One example I love is a family with twin boys who have been required to help their parents on their alpaca farm in whatever way was age appropriate since they were about 5. The father of this family and I were talking this summer and he gave me an idea. His boys were working for $5/hour so they could buy a wii and games for it. The lightbulb went off in my head, and I put my son to work for $5/hour. He usually makes $35-45/week. Quite the builder, he buys legos. (You wouldn't believe the places we find tiny legos and arms of lego stormtoopers.)
This summer my seven-year-old boy has gotten to know the majority of our alpacas. He is perfecting the art of watering tummies of hot alpacas, and learning the ropes on how we run them out to graze at night and inside to sit in front of the fans during the day. To keep him from getting bored we let him do lots of different tasks rather than having to fill up 15+ water buckets day after day. He feeds, scoops poop, and helps herd the alpacas. On the weekends, he is even instructing his 5 year-old sisters how to do some of the farmwork. He is our resident expert on how to administer electrolytes. The above picture is of him and Caesar playing one summer evening.
Those of you who were raised on a farm or who are raising kids now on a farm, please leave some comments/thoughts/suggestions! How many chores are enough or too many? Should they be forced to do work or be paid? On a related note, should allowance be given or earned? I look forward to hearing from you.
Tuesday, August 19, 2008
When we first got the alpacas, my first child was three and I was pregnant with my second. Very pregnant. The only way that I was able to convince a vet to work with alpacas (remember this was several years ago) was because he felt sorry for me because my huge belly made me a sympathetic figure.
The fencing wasn't complete and the barn wasn't completely finished when the first 2 alpacas arrived. The couple we bought them from was nice enough to deliver them on their way to visit their daughter in TX for Thanksgiving. But we couldn't move the Thanksgiving holiday just because our barn wasn't ready. So the alpacas arrived and we put them in a stall on the end of the barn that was already finished. Problem was that we had a nice stall in the barn, and one nice fenced pasture on the other side of the property, but they weren't connected. To keep them safe from predators we wanted to put them in the barn at nigt. (We don't do this anymore.) You should have seen me eight months pregnant running, chasing, trying to herd 2 alpacas from out in the huge field into a door of the barn. Um, they weren't having it. Thanks to alpaca Joe for the advice to use ropes on t-posts to create a temporary alleyway for them to pass from pasture into barn. Alleyways are so key. Whew! That wore me out. I remember walking in and immediately popping in Marty McGee's video on handling alpacas, thinking I had so much to learn!

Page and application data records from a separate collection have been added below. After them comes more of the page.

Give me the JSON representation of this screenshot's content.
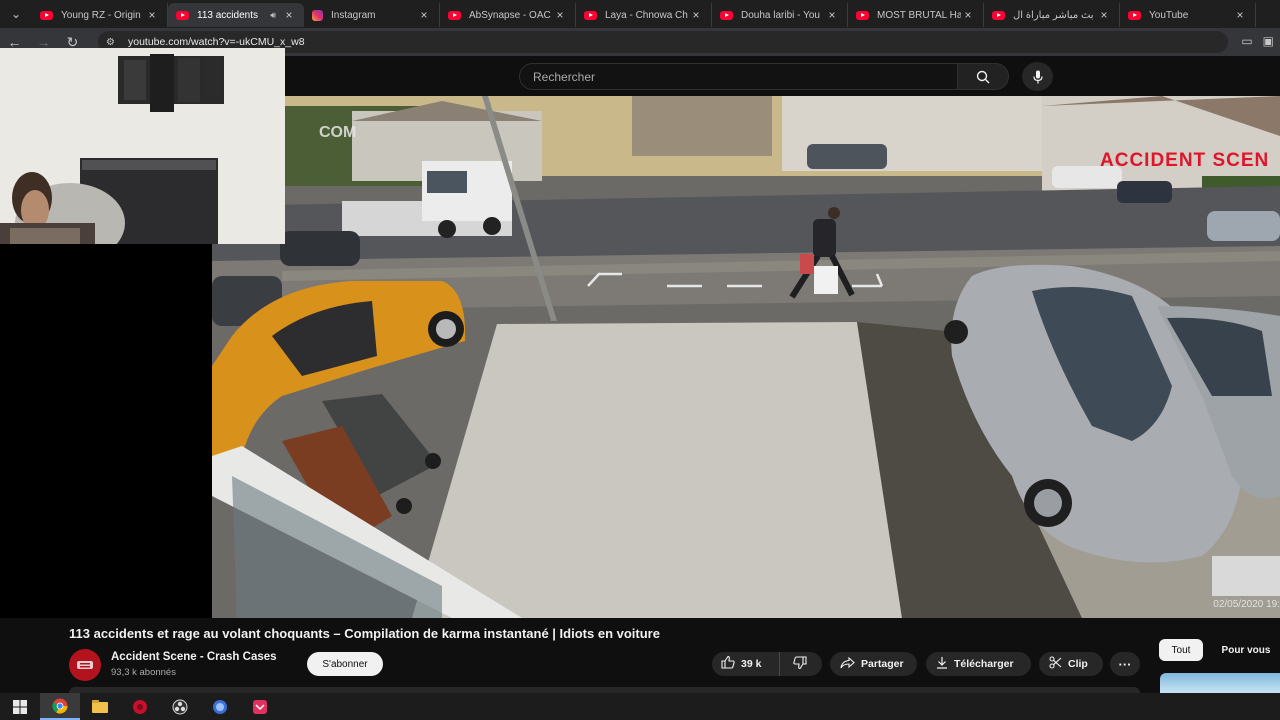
{
  "browser": {
    "tabs": [
      {
        "title": "Young RZ - Origin",
        "icon": "youtube-favicon",
        "active": false
      },
      {
        "title": "113 accidents",
        "icon": "youtube-favicon",
        "active": true,
        "audio": true
      },
      {
        "title": "Instagram",
        "icon": "instagram-favicon",
        "active": false
      },
      {
        "title": "AbSynapse - OAC",
        "icon": "youtube-favicon",
        "active": false
      },
      {
        "title": "Laya - Chnowa Ch",
        "icon": "youtube-favicon",
        "active": false
      },
      {
        "title": "Douha laribi - You",
        "icon": "youtube-favicon",
        "active": false
      },
      {
        "title": "MOST BRUTAL Ha",
        "icon": "youtube-favicon",
        "active": false
      },
      {
        "title": "بث مباشر مباراة ال",
        "icon": "youtube-favicon",
        "active": false
      },
      {
        "title": "YouTube",
        "icon": "youtube-favicon",
        "active": false
      }
    ],
    "url": "youtube.com/watch?v=-ukCMU_x_w8"
  },
  "youtube": {
    "search_placeholder": "Rechercher"
  },
  "video": {
    "overlay_left": "COM",
    "overlay_right": "ACCIDENT SCEN",
    "timestamp": "02/05/2020 19:",
    "title": "113 accidents et rage au volant choquants – Compilation de karma instantané | Idiots en voiture"
  },
  "channel": {
    "name": "Accident Scene - Crash Cases",
    "subscribers": "93,3 k abonnés",
    "subscribe_label": "S'abonner"
  },
  "actions": {
    "likes": "39 k",
    "share": "Partager",
    "download": "Télécharger",
    "clip": "Clip",
    "more": "···"
  },
  "filters": {
    "all": "Tout",
    "for_you": "Pour vous"
  },
  "colors": {
    "youtube_red": "#ff0033",
    "overlay_red": "#e0142b",
    "background": "#0f0f0f"
  }
}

What makes someone want to continually take on this kind of life? In psychology there is the hope of healing. Without getting too involved in self-analysis, I believe that I found my calling in life when I became a mother. My desire to be a nurturer is stronger than my desire to heal others. In the book, The Contrary Farmer, author Gene Logsdon describes farmers as nurturers. They tend the soil, the flocks, the way a mother does her babies. Farming has traditionally been a socially acceptable way for men to be professional nurturers. It makes sense that this profession calls women to it. And once we see an alpaca, with that adorably cute face....are you kidding? We are hooked. Personally, I never stood a chance.